Citing PatentFiling datePublication dateApplicantTitle
US4152172 *Dec 29, 1977May 1, 1979Honeywell Information Systems Inc.Method for cleaning raised terminal pads of semiconductor elements
US5311634 *Feb 3, 1993May 17, 1994Nicholas AndrosSponge cleaning pad
US5524313 *Aug 29, 1994Jun 11, 1996Sato; TakashiDisk Cleaner apparatus
US5581841 *Mar 22, 1995Dec 10, 1996Royal Doulton (Uk) LimitedBrushing or cleaning apparatus
US6521079 *Oct 6, 2000Feb 18, 2003Chartered Semiconductor Manufacturing Ltd.Linear CMP tool design with closed loop slurry distribution
U.S. Classification15/88.3, 15/77, 15/102, 134/6, 451/209
International ClassificationH01L21/00, B08B1/04
Cooperative ClassificationB08B1/04, H01L21/67046
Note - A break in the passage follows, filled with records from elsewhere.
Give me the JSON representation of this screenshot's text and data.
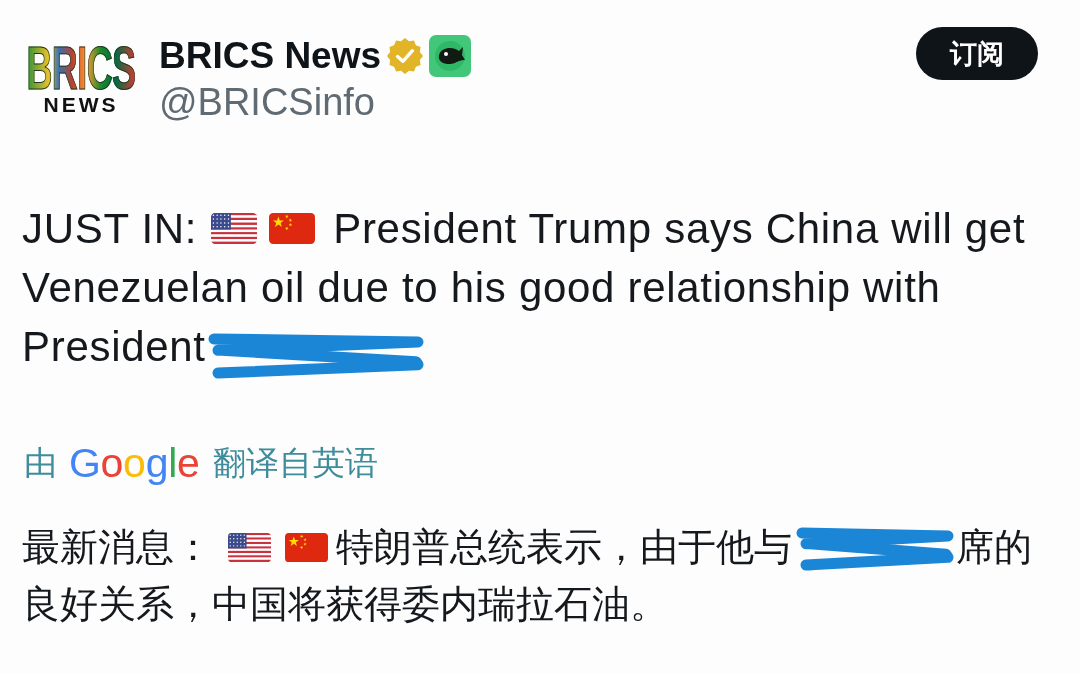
{
  "header": {
    "logo": {
      "wordmark": "BRICS",
      "subtitle": "NEWS"
    },
    "name": "BRICS News",
    "verified": true,
    "handle": "@BRICSinfo",
    "subscribe_button": "订阅"
  },
  "post": {
    "label": "JUST IN:",
    "flags": [
      {
        "kind": "us"
      },
      {
        "kind": "china"
      }
    ],
    "lines": [
      "President Trump says China will get",
      "Venezuelan oil due to his good relationship with",
      "President"
    ],
    "redacted": true
  },
  "translation_note": {
    "prefix": "由",
    "brand": "Google",
    "suffix": "翻译自英语"
  },
  "translation": {
    "label": "最新消息：",
    "flags": [
      {
        "kind": "us"
      },
      {
        "kind": "china"
      }
    ],
    "text_before": "特朗普总统表示，由于他与",
    "redacted": true,
    "text_after": "席的",
    "continuation": "良好关系，中国将获得委内瑞拉石油。"
  }
}
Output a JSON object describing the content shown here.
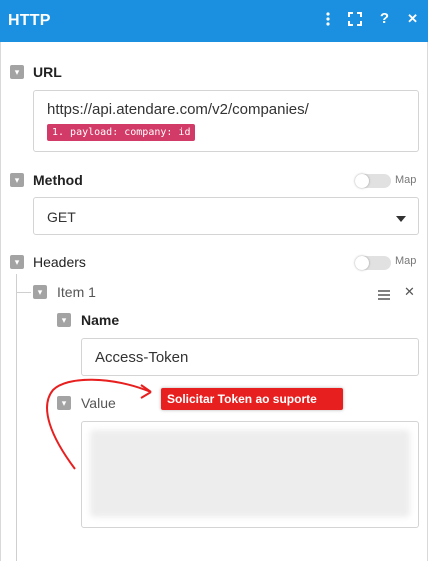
{
  "header": {
    "title": "HTTP",
    "bg_color": "#1b8fe0",
    "tools": [
      {
        "name": "kebab-menu-icon",
        "glyph": "⋮"
      },
      {
        "name": "expand-icon",
        "glyph": "⤢"
      },
      {
        "name": "help-icon",
        "glyph": "?"
      },
      {
        "name": "close-icon",
        "glyph": "✕"
      }
    ]
  },
  "url_section": {
    "label": "URL",
    "value": "https://api.atendare.com/v2/companies/",
    "token": "1. payload: company: id",
    "token_color": "#d23a67"
  },
  "method_section": {
    "label": "Method",
    "map_label": "Map",
    "map_enabled": false,
    "value": "GET"
  },
  "headers_section": {
    "label": "Headers",
    "map_label": "Map",
    "map_enabled": false,
    "item": {
      "label": "Item 1",
      "name_label": "Name",
      "name_value": "Access-Token",
      "value_label": "Value",
      "annotation": "Solicitar Token ao suporte",
      "annotation_color": "#e81f1f"
    }
  }
}
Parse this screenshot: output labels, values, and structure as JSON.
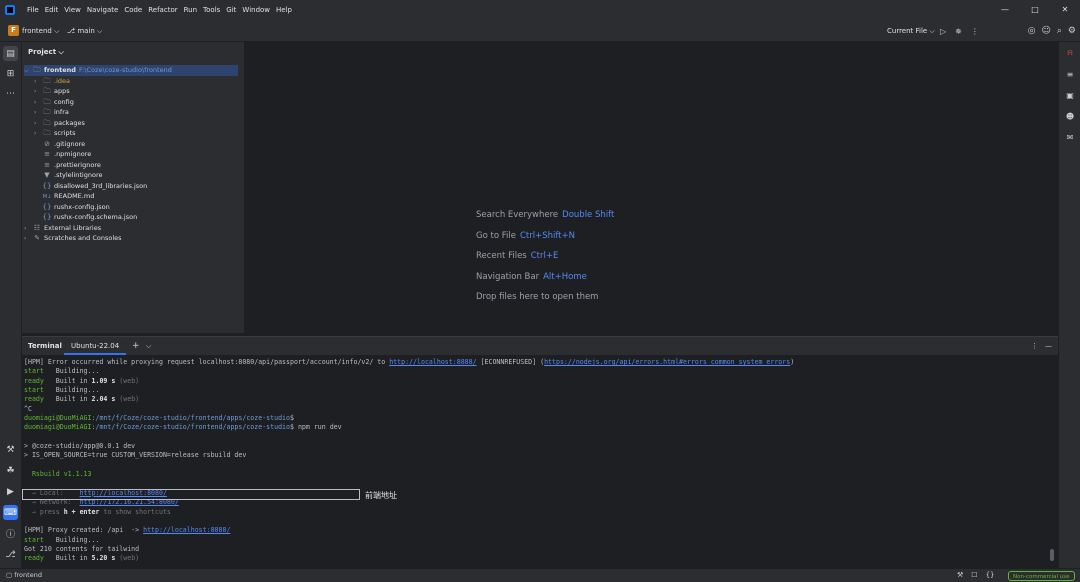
{
  "titlebar": {
    "menu": [
      "File",
      "Edit",
      "View",
      "Navigate",
      "Code",
      "Refactor",
      "Run",
      "Tools",
      "Git",
      "Window",
      "Help"
    ]
  },
  "toolbar": {
    "project_badge": "F",
    "project": "frontend",
    "branch": "main",
    "current_file": "Current File"
  },
  "project": {
    "header": "Project",
    "root_name": "frontend",
    "root_path": "F:\\Coze\\coze-studio\\frontend",
    "items": [
      {
        "name": ".idea",
        "kind": "folder"
      },
      {
        "name": "apps",
        "kind": "folder"
      },
      {
        "name": "config",
        "kind": "folder"
      },
      {
        "name": "infra",
        "kind": "folder"
      },
      {
        "name": "packages",
        "kind": "folder"
      },
      {
        "name": "scripts",
        "kind": "folder"
      },
      {
        "name": ".gitignore",
        "kind": "ignore"
      },
      {
        "name": ".npmignore",
        "kind": "text"
      },
      {
        "name": ".prettierignore",
        "kind": "text"
      },
      {
        "name": ".stylelintignore",
        "kind": "stylelint"
      },
      {
        "name": "disallowed_3rd_libraries.json",
        "kind": "json"
      },
      {
        "name": "README.md",
        "kind": "md"
      },
      {
        "name": "rushx-config.json",
        "kind": "json"
      },
      {
        "name": "rushx-config.schema.json",
        "kind": "json"
      }
    ],
    "external_libraries": "External Libraries",
    "scratches": "Scratches and Consoles"
  },
  "editor": {
    "hints": [
      {
        "label": "Search Everywhere",
        "shortcut": "Double Shift"
      },
      {
        "label": "Go to File",
        "shortcut": "Ctrl+Shift+N"
      },
      {
        "label": "Recent Files",
        "shortcut": "Ctrl+E"
      },
      {
        "label": "Navigation Bar",
        "shortcut": "Alt+Home"
      },
      {
        "label": "Drop files here to open them",
        "shortcut": ""
      }
    ]
  },
  "terminal": {
    "title": "Terminal",
    "tab": "Ubuntu-22.04",
    "l1a": "[HPM] Error occurred while proxying request localhost:8080/api/passport/account/info/v2/ to ",
    "l1b": "http://localhost:8888/",
    "l1c": " [ECONNREFUSED] (",
    "l1d": "https://nodejs.org/api/errors.html#errors_common_system_errors",
    "l1e": ")",
    "start1": "start",
    "start1_msg": "   Building...",
    "ready1": "ready",
    "ready1_msg": "   Built in ",
    "ready1_time": "1.09 s",
    "ready1_tag": " (web)",
    "start2": "start",
    "start2_msg": "   Building...",
    "ready2": "ready",
    "ready2_msg": "   Built in ",
    "ready2_time": "2.04 s",
    "ready2_tag": " (web)",
    "ctrlc": "^C",
    "prompt1_user": "duomiagi@DuoMiAGI",
    "prompt1_path": ":/mnt/f/Coze/coze-studio/frontend/apps/coze-studio",
    "prompt1_end": "$",
    "prompt2_user": "duomiagi@DuoMiAGI",
    "prompt2_path": ":/mnt/f/Coze/coze-studio/frontend/apps/coze-studio",
    "prompt2_end": "$ npm run dev",
    "pkg_line": "> @coze-studio/app@0.0.1 dev",
    "cmd_line": "> IS_OPEN_SOURCE=true CUSTOM_VERSION=release rsbuild dev",
    "rsbuild": "  Rsbuild v1.1.13",
    "local_label": "  → Local:    ",
    "local_url": "http://localhost:8080/",
    "network_label": "  → Network:  ",
    "network_url": "http://172.16.21.54:8080/",
    "press_a": "  → press ",
    "press_key": "h + enter",
    "press_b": " to show shortcuts",
    "hpm_proxy_a": "[HPM] Proxy created: /api  -> ",
    "hpm_proxy_url": "http://localhost:8888/",
    "start3": "start",
    "start3_msg": "   Building...",
    "got_line": "Got 210 contents for tailwind",
    "ready3": "ready",
    "ready3_msg": "   Built in ",
    "ready3_time": "5.20 s",
    "ready3_tag": " (web)",
    "annotation": "前端地址"
  },
  "statusbar": {
    "project": "frontend",
    "license": "Non-commercial use"
  }
}
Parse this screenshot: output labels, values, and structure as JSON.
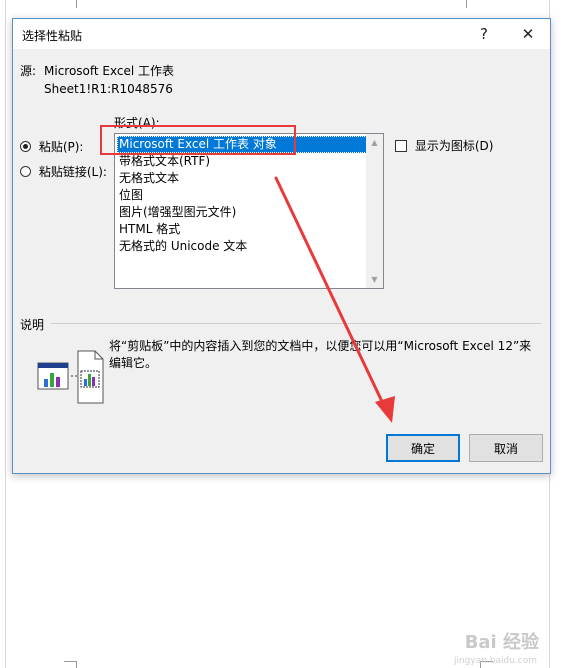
{
  "dialog": {
    "title": "选择性粘贴",
    "help_label": "?",
    "close_label": "✕",
    "source_label": "源:",
    "source_value": "Microsoft Excel 工作表",
    "source_range": "Sheet1!R1:R1048576",
    "format_label": "形式(A):",
    "paste_label": "粘贴(P):",
    "paste_link_label": "粘贴链接(L):",
    "formats": [
      "Microsoft Excel 工作表 对象",
      "带格式文本(RTF)",
      "无格式文本",
      "位图",
      "图片(增强型图元文件)",
      "HTML 格式",
      "无格式的 Unicode 文本"
    ],
    "selected_format_index": 0,
    "display_as_icon_label": "显示为图标(D)",
    "result_heading": "说明",
    "result_text": "将“剪贴板”中的内容插入到您的文档中，以便您可以用“Microsoft Excel 12”来编辑它。",
    "ok_label": "确定",
    "cancel_label": "取消"
  },
  "watermark": {
    "text": "Bai 经验",
    "subtext": "jingyan.baidu.com"
  },
  "colors": {
    "selection": "#0078d7",
    "annotation": "#e83a3a",
    "dialog_bg": "#f0f0f0"
  }
}
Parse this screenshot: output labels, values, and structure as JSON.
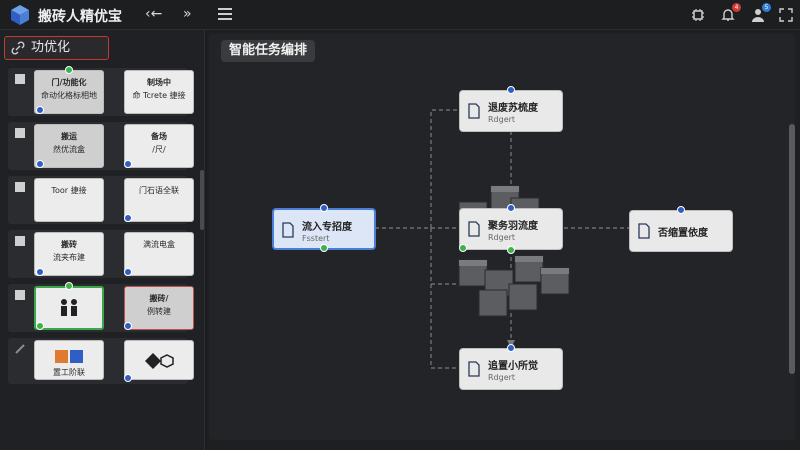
{
  "app": {
    "title": "搬砖人精优宝",
    "back_glyph": "‹←",
    "collapse_glyph": "»",
    "notification_count": "4",
    "user_count": "5"
  },
  "sidebar": {
    "section_label": "功优化",
    "rows": [
      {
        "left": {
          "l1": "门/功能化",
          "l2": "命动化格标相地"
        },
        "right": {
          "l1": "制场中",
          "l2": "命 Tcrete 捷接"
        }
      },
      {
        "left": {
          "l1": "搬运",
          "l2": "然优流盒"
        },
        "right": {
          "l1": "备场",
          "l2": "/尺/"
        }
      },
      {
        "left": {
          "l1": "",
          "l2": "Toor 捷接"
        },
        "right": {
          "l1": "",
          "l2": "门石语全联"
        }
      },
      {
        "left": {
          "l1": "搬砖",
          "l2": "流夹布建"
        },
        "right": {
          "l1": "",
          "l2": "满流电盒"
        }
      },
      {
        "left": {
          "l1": "",
          "l2": ""
        },
        "right": {
          "l1": "搬砖/",
          "l2": "例转建"
        }
      },
      {
        "left": {
          "l1": "",
          "l2": "置工阶联"
        },
        "right": {
          "l1": "",
          "l2": ""
        }
      }
    ]
  },
  "canvas": {
    "title": "智能任务编排",
    "nodes": {
      "input": {
        "title": "流入专招度",
        "sub": "Fsstert"
      },
      "top": {
        "title": "退废苏梳度",
        "sub": "Rdgert"
      },
      "center": {
        "title": "聚务羽流度",
        "sub": "Rdgert"
      },
      "right": {
        "title": "否缩置依度",
        "sub": ""
      },
      "bottom": {
        "title": "追置小所觉",
        "sub": "Rdgert"
      }
    }
  },
  "colors": {
    "accent_blue": "#2f5fc4",
    "accent_green": "#3db24a",
    "alert_red": "#c03a3a",
    "background": "#1b1c1e"
  },
  "icons": [
    "logo-cube-icon",
    "back-arrow-icon",
    "collapse-icon",
    "menu-icon",
    "chip-icon",
    "bell-icon",
    "user-icon",
    "expand-icon",
    "link-icon",
    "document-icon",
    "cube-cluster-icon"
  ]
}
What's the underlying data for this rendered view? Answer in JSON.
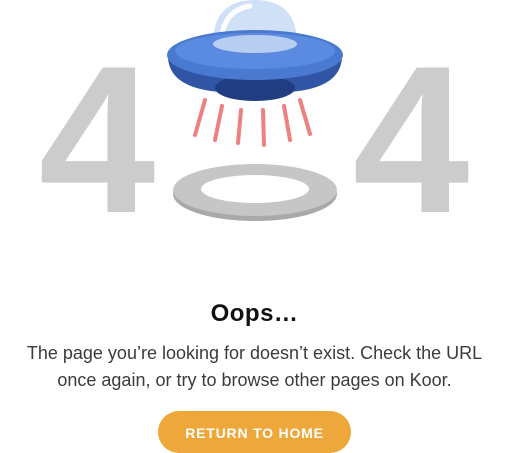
{
  "error_illustration": {
    "left_digit": "4",
    "right_digit": "4",
    "icon": "ufo-icon",
    "colors": {
      "digits": "#cccccc",
      "ufo_body": "#3a64b8",
      "ufo_dome": "#cfe0f7",
      "beam": "#ee8080",
      "ring": "#c6c6c6"
    }
  },
  "heading": "Oops…",
  "message": {
    "line1": "The page you’re looking for doesn’t exist. Check the URL",
    "line2": "once again, or try to browse other pages on Koor."
  },
  "return_button": {
    "label": "RETURN TO HOME",
    "color": "#eea73a"
  }
}
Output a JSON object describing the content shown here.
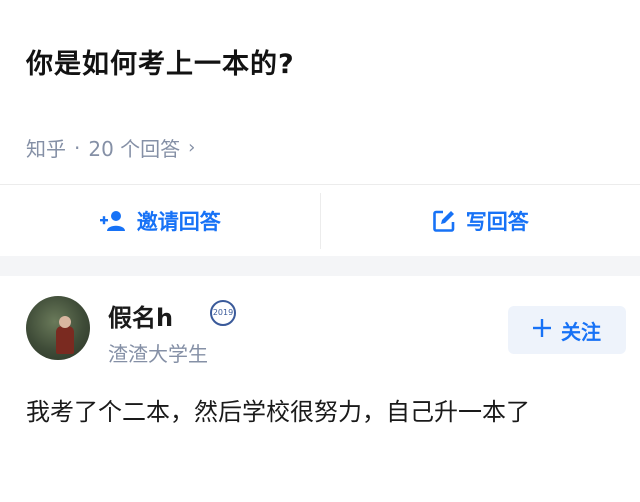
{
  "question": {
    "title": "你是如何考上一本的?",
    "source": "知乎",
    "separator": "·",
    "answer_count": "20 个回答",
    "chevron": "›"
  },
  "actions": {
    "invite_label": "邀请回答",
    "invite_icon": "add-user-icon",
    "write_label": "写回答",
    "write_icon": "edit-icon"
  },
  "author": {
    "name": "假名h",
    "badge_text": "2019",
    "description": "渣渣大学生",
    "follow_label": "关注",
    "follow_icon": "plus-icon"
  },
  "answer": {
    "text": "我考了个二本，然后学校很努力，自己升一本了"
  },
  "colors": {
    "accent": "#1772f6",
    "muted": "#8590a6",
    "band": "#f4f5f7"
  }
}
European ClassificationH01L21/67S2D4W2, B08B1/04